It's just... dunno... lazy ? Or they truly didn't think more about it ?



It's not just cheesy movies (Fantômas, Loki, etc). It happens in serious, high quality ones, Always pulls me out of the story.
__________________
Get working on your custom lists, people !





Anyway. I was back to this thread for :

9) Recursive footage.

Can I call it like that ? It's when, in a movie, a screen displays, well, scenes of the movie itself. As if, in the story, there had been a camera crew around the scene. It may be supposed to be a surveillance camera, but it has this in-universe impossible angle or editing because it's just the movie's scene being recycled. Like that car monitor, in You Only Live Twice, that shows the pursuing car being lifted by a helicopter, but as if filmed by other invisible helicopters. Or when the protagonists watch archives of previous actions (sometimes in previous movies), that could not have been filmed, or at least not with the cuts, close ups, or the full shots-reverse-shots of a dialogue...

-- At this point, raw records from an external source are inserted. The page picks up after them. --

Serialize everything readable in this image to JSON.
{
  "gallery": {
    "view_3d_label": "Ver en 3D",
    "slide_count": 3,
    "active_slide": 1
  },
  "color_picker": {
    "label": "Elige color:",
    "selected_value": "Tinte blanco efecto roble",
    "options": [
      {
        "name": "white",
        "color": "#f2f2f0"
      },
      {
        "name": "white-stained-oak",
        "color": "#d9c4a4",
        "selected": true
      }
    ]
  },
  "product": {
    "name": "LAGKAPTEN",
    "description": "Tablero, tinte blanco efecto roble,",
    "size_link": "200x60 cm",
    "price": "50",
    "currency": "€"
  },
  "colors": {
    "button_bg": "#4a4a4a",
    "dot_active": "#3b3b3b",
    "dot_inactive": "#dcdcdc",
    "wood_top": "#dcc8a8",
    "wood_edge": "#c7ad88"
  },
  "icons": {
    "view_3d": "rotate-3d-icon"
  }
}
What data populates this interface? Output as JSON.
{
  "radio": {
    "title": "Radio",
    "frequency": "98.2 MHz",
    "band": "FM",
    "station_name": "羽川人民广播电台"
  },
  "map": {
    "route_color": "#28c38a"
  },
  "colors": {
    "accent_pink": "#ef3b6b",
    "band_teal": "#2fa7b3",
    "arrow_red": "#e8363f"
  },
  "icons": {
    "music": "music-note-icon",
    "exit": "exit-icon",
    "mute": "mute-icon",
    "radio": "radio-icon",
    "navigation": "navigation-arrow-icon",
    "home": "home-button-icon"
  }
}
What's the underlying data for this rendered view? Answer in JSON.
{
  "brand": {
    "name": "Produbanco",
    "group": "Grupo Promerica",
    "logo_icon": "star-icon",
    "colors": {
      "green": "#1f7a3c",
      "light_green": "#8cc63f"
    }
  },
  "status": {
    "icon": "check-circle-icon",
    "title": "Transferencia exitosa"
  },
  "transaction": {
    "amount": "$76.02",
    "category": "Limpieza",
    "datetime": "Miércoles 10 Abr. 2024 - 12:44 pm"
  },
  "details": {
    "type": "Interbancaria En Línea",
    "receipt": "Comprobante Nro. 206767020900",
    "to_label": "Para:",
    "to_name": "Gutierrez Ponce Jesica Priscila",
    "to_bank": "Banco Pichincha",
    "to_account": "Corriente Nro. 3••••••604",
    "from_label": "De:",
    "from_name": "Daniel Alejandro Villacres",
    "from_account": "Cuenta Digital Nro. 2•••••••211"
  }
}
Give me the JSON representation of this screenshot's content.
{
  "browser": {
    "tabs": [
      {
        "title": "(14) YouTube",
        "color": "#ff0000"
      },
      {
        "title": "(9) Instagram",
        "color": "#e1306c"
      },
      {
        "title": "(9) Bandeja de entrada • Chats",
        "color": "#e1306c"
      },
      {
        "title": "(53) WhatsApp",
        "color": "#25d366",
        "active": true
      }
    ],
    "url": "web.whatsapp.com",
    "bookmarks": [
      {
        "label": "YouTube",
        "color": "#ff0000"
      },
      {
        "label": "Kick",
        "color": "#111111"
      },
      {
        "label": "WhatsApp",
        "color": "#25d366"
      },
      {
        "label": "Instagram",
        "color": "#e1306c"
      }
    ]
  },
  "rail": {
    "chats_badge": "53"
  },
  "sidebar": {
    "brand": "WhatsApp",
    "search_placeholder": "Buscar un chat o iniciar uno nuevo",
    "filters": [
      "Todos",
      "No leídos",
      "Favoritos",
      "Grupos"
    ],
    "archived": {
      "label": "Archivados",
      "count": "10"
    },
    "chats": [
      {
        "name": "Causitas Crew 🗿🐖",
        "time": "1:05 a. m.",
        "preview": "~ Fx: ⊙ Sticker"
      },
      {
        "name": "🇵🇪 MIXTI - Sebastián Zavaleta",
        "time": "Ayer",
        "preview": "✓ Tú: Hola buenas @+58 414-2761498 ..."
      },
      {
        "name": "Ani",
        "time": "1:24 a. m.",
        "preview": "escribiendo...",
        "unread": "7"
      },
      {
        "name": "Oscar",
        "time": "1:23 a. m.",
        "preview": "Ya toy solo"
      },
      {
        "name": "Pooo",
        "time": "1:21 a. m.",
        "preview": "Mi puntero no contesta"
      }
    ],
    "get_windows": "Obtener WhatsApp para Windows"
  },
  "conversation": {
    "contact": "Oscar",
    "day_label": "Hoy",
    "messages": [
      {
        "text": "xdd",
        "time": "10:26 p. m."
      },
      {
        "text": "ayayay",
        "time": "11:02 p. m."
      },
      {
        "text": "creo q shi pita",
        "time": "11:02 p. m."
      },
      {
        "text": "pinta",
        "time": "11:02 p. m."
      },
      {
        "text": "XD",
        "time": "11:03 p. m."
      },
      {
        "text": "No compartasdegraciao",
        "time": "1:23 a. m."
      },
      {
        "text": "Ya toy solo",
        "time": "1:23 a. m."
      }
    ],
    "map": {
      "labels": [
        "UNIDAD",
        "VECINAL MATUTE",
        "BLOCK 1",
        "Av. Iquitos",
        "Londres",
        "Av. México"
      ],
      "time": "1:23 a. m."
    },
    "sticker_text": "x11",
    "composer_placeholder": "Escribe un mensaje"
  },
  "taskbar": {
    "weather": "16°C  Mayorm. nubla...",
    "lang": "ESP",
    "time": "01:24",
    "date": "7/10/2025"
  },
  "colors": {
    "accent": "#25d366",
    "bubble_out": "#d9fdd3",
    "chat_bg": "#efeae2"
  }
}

It's just... dunno... lazy ? Or they truly didn't think more about it ?



It's not just cheesy movies (Fantômas, Loki, etc). It happens in serious, high quality ones, Always pulls me out of the story.
YES. Man, even when I was a kid this would bug the hell out of me. I used to watch You Only Live Twice all the damn time when I was a kid because it was my favorite Bond movie and it would bug me every single time.



"How tall is King Kong ?"
10) Recent flashbacks.

There was that in the recent Black Widow film. I've stumbled upon it a couple of time recently. The most obnoxious one was in a french comedy, Fallait Pas (Should Not, 1996), which I spoil here without remorse nor warning (oh, damn) :

The big bad, an evil cult leader, has tied up all the good guys next to a small bomb he intends to detonate from a distance. One of the good guys, a weak-willed ex-follower of the cult, suddenly grovels back to the leader, holding on his clothes, begging for forgiveness, in front of his shocked allies who feel betrayed. The leader isn't moved, and leaves him behind to explode with the heroes. We follow the baddie, who goes to his car, and all the good guys awaiting death while reproaching the ex-follower his cowardice and last minute betrayal attempt. Until the baddie triggers the remote detonator and explodes in his car, to the surprise of all the good guys who wonder what happened. The ex-follower chooses this moment to respond with an excited "but, yes, remember !", followed with a flashback from 2 minutes earlier, showing (you didn't see that coming) he had slipped the bomb in the cult leader's pocket while pretending to beg him. And, duh. And, gah. And bleh.

For me, it's just bad storytelling. Skipping a scene and displaying it right after the following one, because you cannot both maintain the fake suspense and simultaneously convey the information needed to understand the resolution. The result is disjointed, artificial, cheap, and, when repeated (the terrible Man from UNCLE adaptation from 2015 is entirely made of these), the formula just shatter the viewer's trust in what he's seeing (is there no suspense when you know that plot elements will keep being added retroactively). It's just... weak. Like a joke messed up, with half the premise given after the punchline.

So there you are. One more plot device I dislike in films. Starting to make a lot.





It's not just cheesy movies (Fantômas, Loki, etc). It happens in serious, high quality ones, Always pulls me out of the story.
Bond's car monitor was obviously linked up (via an early version of wifi) to an early version of Google Earth using a satellite link up that transmitted the video of the helicopter as filmed from space by the satellite to his car's monitor! This might have been a feature of an early British or Japanese version of OnStar!